[Entries from a dataset of interfaces]
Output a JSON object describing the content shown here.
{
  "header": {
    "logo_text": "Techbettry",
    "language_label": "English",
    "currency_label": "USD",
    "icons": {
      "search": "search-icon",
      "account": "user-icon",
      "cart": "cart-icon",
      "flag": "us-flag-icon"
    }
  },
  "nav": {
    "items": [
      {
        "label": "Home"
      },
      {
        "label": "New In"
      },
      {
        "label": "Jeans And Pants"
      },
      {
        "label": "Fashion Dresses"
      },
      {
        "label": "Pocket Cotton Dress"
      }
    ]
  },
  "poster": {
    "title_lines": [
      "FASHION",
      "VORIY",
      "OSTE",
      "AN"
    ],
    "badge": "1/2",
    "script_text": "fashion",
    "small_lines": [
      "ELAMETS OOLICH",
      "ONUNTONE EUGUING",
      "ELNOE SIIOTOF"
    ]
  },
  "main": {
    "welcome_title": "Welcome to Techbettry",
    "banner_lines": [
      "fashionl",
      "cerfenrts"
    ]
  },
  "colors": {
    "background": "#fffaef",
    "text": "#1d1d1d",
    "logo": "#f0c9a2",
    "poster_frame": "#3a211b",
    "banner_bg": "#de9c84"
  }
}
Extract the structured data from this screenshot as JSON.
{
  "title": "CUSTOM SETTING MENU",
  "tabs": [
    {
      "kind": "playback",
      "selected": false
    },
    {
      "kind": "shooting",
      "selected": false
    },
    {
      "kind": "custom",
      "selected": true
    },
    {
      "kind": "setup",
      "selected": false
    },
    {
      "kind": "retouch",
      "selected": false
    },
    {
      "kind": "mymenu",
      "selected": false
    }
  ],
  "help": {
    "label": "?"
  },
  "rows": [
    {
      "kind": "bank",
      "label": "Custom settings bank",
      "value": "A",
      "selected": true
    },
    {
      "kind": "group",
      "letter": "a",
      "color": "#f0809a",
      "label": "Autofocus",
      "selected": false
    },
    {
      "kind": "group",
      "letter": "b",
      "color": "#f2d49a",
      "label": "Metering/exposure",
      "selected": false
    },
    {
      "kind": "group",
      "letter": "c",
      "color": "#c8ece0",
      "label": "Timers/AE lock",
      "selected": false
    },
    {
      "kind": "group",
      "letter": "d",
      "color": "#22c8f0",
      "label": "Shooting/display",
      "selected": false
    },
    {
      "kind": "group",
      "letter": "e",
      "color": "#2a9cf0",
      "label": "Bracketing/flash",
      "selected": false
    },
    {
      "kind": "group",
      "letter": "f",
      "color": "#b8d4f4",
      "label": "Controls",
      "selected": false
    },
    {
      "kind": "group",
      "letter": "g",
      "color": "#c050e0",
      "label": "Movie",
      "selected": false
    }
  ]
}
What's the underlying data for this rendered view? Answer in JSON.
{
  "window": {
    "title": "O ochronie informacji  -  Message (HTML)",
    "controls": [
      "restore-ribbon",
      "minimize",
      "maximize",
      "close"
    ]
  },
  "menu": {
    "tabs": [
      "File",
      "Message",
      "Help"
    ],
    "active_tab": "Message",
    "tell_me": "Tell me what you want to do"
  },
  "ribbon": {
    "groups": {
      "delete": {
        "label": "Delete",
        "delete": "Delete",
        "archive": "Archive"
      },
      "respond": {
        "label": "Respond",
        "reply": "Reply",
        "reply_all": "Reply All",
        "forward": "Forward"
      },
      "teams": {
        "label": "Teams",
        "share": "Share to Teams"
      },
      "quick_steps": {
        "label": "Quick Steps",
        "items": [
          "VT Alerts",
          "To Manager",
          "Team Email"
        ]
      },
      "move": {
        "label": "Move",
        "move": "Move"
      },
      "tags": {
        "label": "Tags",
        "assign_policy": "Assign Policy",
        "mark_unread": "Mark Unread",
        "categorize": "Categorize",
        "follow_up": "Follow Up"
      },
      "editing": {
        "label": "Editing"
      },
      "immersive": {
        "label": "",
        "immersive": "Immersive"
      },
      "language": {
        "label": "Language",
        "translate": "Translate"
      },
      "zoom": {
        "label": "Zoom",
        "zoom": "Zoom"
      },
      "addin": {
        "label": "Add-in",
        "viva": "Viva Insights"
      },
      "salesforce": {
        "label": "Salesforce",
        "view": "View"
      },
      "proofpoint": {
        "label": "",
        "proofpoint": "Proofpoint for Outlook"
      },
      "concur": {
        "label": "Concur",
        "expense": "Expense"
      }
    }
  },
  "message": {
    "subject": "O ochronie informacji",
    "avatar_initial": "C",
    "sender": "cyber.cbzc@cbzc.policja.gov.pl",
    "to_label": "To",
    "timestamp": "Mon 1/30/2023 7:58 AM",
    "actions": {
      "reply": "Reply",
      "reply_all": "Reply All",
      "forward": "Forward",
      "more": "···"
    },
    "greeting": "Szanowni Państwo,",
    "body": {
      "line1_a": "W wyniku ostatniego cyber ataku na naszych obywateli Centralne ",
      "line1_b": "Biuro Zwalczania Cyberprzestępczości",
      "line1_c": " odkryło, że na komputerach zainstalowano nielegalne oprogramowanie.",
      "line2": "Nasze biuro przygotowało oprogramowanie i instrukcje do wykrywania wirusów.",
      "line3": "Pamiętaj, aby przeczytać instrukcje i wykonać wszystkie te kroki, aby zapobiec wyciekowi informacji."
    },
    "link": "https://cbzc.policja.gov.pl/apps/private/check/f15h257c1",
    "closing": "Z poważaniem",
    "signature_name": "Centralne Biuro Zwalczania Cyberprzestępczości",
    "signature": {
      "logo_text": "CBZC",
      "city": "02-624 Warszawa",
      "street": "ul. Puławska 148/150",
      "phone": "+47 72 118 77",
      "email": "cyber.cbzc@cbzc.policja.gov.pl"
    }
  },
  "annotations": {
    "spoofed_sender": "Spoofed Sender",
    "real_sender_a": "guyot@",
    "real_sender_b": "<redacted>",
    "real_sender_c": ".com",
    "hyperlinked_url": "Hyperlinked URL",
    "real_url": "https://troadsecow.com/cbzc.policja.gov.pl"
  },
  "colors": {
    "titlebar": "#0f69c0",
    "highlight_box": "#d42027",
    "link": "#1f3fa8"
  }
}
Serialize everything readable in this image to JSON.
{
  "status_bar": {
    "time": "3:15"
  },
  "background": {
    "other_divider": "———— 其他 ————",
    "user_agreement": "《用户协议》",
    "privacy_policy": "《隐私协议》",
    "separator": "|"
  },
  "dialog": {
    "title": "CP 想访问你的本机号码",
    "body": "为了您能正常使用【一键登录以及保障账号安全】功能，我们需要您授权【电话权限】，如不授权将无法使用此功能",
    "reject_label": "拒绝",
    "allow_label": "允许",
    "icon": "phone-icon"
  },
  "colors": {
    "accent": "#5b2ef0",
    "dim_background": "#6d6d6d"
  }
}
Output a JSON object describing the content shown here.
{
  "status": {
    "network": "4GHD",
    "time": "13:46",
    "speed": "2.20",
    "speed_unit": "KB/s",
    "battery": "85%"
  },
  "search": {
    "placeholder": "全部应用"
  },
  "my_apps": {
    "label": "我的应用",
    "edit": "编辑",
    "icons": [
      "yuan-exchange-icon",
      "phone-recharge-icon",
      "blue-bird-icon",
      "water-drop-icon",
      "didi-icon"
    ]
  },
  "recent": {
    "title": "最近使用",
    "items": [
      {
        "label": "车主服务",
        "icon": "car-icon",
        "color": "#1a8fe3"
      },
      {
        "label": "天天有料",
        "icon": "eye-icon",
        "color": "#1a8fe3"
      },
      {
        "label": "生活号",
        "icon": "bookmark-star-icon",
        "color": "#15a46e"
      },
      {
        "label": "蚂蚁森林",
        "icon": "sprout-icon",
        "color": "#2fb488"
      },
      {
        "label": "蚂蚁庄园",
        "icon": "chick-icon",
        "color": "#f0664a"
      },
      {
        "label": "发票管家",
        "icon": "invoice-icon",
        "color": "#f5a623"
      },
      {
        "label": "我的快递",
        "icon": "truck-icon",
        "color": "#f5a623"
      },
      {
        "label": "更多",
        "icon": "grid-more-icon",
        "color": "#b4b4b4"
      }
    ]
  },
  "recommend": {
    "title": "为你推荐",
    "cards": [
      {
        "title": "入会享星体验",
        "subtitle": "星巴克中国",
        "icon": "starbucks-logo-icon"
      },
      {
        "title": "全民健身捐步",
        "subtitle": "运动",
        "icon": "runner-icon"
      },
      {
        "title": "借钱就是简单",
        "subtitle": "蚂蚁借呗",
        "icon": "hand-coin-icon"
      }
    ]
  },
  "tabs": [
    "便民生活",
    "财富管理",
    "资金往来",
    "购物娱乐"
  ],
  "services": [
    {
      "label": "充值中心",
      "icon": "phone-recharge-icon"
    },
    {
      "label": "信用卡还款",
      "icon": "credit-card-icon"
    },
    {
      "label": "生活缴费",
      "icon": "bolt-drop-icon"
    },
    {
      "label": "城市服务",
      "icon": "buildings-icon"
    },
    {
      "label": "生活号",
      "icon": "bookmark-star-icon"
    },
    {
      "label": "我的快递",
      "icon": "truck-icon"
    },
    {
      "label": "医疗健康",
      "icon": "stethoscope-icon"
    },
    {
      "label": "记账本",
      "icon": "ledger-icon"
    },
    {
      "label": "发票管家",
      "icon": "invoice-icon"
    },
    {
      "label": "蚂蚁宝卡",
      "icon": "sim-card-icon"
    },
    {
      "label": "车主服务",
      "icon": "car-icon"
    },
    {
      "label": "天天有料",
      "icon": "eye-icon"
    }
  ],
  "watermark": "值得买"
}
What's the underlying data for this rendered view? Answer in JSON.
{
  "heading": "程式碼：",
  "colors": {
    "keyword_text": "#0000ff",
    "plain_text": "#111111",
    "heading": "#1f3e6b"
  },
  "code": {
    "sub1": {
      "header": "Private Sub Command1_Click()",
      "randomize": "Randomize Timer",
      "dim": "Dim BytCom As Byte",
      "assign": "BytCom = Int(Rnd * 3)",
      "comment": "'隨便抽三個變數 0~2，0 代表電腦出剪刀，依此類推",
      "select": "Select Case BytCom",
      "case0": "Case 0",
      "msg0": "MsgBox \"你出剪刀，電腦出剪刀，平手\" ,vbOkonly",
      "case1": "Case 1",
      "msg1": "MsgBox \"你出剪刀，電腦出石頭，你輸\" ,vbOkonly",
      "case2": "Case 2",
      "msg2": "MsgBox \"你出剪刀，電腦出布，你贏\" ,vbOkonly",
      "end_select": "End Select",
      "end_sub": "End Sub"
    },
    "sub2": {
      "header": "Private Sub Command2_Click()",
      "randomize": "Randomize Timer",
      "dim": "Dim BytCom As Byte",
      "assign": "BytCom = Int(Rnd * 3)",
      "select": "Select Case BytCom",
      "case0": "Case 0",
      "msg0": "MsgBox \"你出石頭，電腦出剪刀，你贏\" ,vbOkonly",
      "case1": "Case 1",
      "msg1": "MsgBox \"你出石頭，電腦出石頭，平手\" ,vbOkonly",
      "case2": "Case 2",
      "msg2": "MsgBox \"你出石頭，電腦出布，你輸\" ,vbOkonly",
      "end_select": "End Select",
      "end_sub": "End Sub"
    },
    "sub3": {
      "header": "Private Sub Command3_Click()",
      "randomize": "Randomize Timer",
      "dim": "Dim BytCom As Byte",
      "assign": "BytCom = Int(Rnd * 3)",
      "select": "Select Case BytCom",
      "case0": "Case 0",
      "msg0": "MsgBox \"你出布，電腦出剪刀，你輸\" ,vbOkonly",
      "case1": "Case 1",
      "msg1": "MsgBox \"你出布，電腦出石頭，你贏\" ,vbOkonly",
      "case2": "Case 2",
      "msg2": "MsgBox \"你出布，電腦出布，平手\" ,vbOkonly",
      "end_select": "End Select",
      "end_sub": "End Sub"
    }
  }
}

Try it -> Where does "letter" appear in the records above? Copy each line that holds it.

Exercise answer ->
      "letter": "a",
      "letter": "b",
      "letter": "c",
      "letter": "d",
      "letter": "e",
      "letter": "f",
      "letter": "g",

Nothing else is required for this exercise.